== Exercise instructions ==
Each line of the records containing "admin" is to be copied out and returned.

== Study material ==

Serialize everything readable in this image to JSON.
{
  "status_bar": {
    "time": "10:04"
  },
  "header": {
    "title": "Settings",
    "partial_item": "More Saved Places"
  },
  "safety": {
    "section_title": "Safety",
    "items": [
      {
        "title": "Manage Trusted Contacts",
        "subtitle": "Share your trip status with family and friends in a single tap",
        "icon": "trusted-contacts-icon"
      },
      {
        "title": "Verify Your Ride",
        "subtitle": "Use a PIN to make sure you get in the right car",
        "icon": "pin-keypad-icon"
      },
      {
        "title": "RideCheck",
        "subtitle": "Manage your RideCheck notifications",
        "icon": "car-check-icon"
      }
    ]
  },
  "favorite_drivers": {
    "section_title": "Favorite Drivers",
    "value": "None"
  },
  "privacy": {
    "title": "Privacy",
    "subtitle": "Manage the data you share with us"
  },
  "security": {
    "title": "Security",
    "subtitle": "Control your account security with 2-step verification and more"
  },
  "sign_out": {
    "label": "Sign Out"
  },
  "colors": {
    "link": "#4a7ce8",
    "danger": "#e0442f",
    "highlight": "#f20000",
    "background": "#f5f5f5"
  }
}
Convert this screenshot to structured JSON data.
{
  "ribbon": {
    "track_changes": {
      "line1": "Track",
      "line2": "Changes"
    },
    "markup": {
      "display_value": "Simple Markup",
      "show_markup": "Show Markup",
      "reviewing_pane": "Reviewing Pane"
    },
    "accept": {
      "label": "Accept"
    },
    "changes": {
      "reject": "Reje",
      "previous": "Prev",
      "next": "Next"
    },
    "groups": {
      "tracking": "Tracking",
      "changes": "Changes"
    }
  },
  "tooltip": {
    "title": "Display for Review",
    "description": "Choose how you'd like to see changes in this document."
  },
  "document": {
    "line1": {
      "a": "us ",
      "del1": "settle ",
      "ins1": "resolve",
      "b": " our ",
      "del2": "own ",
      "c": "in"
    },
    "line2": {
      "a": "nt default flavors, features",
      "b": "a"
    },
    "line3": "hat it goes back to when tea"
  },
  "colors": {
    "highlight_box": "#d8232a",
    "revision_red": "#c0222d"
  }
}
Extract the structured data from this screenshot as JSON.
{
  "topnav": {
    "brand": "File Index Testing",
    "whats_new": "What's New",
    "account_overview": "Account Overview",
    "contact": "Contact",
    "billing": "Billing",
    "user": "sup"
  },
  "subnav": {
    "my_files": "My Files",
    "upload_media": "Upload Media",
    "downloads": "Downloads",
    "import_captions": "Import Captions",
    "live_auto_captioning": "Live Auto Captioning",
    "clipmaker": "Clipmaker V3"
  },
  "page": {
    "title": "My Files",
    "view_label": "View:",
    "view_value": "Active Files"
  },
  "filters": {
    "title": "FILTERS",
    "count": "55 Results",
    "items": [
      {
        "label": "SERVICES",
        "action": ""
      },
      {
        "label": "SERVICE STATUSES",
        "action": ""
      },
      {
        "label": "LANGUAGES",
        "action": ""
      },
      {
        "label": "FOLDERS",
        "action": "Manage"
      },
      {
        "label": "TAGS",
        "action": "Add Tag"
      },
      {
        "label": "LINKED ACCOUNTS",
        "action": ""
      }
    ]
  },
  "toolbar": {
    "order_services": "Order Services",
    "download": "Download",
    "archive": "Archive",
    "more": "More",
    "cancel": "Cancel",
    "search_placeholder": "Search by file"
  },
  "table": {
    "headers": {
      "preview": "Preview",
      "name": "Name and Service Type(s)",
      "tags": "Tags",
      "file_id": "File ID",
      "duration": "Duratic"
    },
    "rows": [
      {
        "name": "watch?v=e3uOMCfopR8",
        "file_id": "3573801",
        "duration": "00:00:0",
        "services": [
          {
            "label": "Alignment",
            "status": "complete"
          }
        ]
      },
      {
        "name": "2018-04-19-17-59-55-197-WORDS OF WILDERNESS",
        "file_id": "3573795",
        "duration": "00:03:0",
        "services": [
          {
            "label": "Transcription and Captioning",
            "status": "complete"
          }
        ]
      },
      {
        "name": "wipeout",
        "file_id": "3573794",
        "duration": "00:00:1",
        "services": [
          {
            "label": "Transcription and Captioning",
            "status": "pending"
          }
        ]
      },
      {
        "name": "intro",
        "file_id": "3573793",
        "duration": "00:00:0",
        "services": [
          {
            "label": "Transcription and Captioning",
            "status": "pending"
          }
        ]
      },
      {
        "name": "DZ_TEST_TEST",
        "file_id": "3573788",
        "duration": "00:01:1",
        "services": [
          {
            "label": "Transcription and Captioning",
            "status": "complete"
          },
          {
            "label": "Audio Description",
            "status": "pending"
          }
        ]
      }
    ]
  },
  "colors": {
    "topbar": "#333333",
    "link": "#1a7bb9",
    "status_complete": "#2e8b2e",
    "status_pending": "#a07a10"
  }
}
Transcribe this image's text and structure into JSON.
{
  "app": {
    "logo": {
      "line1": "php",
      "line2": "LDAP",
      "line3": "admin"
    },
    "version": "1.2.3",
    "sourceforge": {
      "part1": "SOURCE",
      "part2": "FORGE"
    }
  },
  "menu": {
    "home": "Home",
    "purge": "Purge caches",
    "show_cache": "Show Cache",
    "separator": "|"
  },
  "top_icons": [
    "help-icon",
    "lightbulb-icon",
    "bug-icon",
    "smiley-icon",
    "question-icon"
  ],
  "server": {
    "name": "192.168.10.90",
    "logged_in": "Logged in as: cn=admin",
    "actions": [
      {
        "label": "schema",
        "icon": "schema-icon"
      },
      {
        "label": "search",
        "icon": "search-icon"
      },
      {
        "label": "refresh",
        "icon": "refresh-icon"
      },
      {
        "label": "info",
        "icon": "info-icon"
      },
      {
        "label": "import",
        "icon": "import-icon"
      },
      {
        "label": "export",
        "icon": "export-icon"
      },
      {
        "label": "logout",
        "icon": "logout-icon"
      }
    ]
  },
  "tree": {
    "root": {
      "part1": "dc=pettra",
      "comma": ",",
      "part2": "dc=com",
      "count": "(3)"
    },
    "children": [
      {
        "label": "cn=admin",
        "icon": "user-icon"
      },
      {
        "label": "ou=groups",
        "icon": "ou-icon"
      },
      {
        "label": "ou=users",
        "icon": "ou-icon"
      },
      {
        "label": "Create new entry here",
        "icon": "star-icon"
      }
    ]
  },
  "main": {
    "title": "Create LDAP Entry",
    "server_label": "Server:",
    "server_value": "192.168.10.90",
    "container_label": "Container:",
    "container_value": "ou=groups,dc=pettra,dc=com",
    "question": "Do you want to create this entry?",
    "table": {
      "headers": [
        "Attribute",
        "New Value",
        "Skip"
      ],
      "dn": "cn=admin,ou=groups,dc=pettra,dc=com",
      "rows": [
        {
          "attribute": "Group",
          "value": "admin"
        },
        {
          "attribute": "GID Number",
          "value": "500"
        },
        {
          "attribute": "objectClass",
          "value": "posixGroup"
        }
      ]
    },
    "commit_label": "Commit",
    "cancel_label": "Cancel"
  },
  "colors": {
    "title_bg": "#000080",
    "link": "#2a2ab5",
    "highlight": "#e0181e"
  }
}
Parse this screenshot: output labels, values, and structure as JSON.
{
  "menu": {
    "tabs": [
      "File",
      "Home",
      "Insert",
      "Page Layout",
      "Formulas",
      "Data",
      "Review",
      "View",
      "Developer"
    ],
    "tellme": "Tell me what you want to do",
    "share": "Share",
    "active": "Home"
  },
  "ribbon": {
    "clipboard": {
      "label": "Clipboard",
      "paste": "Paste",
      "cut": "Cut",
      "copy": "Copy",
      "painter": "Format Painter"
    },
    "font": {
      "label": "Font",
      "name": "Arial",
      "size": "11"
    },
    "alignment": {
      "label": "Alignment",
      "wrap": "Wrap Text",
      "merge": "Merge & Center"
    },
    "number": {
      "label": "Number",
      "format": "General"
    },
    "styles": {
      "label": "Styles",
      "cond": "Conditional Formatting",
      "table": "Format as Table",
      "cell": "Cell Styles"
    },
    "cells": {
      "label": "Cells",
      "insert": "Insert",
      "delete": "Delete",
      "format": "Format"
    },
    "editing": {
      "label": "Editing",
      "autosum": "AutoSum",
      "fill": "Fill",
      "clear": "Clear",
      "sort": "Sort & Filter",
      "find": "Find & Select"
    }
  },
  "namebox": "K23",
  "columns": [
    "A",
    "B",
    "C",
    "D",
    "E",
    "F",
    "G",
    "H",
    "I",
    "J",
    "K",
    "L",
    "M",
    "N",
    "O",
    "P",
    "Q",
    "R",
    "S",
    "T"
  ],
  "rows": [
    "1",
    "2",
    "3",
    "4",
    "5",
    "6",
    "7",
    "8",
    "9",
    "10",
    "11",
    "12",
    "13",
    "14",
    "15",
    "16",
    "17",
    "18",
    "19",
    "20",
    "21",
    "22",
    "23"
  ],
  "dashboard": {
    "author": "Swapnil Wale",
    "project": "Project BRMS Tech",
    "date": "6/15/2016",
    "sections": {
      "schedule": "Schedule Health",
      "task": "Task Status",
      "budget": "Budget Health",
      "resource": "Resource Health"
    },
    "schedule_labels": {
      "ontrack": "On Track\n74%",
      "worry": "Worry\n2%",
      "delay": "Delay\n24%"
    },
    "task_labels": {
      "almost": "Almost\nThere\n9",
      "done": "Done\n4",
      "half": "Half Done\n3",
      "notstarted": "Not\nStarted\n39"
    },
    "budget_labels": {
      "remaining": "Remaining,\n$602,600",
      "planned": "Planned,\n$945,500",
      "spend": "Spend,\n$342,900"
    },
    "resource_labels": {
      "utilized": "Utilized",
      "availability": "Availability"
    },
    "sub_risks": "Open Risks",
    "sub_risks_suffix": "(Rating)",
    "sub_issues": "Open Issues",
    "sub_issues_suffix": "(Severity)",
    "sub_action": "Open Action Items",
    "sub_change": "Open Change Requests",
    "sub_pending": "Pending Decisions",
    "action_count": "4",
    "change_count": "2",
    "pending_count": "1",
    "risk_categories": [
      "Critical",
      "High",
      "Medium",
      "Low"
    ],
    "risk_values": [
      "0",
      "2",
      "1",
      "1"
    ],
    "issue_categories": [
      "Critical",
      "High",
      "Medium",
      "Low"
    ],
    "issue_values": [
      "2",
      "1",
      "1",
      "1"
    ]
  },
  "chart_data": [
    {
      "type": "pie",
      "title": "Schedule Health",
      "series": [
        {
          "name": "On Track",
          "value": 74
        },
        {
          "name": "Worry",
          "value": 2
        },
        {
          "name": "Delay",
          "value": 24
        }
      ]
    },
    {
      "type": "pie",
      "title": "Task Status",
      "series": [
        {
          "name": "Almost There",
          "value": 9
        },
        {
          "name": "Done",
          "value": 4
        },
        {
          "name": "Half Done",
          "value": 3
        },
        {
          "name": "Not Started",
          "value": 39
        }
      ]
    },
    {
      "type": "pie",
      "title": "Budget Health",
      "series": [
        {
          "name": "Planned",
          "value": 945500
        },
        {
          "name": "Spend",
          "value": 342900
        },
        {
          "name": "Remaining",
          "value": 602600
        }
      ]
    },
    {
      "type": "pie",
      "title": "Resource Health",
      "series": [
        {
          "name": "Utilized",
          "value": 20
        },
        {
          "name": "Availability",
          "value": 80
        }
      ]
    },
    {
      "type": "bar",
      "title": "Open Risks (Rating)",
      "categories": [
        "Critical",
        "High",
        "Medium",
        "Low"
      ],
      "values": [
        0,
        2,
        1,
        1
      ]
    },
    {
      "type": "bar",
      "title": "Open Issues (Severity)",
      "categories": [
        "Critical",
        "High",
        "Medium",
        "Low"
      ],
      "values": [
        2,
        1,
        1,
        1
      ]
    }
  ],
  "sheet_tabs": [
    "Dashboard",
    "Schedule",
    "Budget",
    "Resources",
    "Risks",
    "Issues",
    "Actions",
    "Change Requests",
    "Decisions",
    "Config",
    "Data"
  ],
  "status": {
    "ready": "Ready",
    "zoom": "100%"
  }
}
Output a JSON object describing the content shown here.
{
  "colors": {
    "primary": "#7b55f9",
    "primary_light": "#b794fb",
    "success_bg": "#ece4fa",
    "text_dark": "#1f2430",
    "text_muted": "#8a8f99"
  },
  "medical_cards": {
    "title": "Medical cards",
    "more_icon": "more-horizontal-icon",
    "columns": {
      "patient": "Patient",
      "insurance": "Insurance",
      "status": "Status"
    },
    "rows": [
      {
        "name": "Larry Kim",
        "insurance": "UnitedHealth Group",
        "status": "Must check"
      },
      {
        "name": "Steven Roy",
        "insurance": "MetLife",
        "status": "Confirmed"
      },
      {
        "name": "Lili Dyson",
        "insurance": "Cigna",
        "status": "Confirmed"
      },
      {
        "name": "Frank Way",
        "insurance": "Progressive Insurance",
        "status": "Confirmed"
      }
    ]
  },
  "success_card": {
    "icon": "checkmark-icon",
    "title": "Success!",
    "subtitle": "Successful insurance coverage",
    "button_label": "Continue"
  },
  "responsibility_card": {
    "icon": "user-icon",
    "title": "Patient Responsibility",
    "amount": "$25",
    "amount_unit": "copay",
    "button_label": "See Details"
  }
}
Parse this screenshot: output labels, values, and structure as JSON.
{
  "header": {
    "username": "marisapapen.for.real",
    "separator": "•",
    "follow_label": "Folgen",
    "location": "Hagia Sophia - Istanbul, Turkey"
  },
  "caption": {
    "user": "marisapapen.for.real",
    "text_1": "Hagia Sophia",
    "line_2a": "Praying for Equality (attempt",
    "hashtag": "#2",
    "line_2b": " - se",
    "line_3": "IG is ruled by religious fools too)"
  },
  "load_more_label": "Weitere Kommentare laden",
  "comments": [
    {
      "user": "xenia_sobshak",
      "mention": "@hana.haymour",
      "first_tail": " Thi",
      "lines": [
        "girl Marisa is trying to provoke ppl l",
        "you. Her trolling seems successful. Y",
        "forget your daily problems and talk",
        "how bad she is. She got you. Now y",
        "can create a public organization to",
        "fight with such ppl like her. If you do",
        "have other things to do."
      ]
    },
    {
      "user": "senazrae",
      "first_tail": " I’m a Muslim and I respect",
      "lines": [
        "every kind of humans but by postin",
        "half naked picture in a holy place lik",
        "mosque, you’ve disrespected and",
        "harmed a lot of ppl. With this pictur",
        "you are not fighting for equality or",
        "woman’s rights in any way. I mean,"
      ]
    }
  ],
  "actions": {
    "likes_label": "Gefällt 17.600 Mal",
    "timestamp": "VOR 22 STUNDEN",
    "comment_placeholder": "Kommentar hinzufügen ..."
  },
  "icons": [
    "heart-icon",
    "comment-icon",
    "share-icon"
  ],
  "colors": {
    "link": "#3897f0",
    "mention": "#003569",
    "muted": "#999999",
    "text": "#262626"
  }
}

== Response area ==
      "line3": "admin"
    "logged_in": "Logged in as: cn=admin",
        "label": "cn=admin",
      "dn": "cn=admin,ou=groups,dc=pettra,dc=com",
          "value": "admin"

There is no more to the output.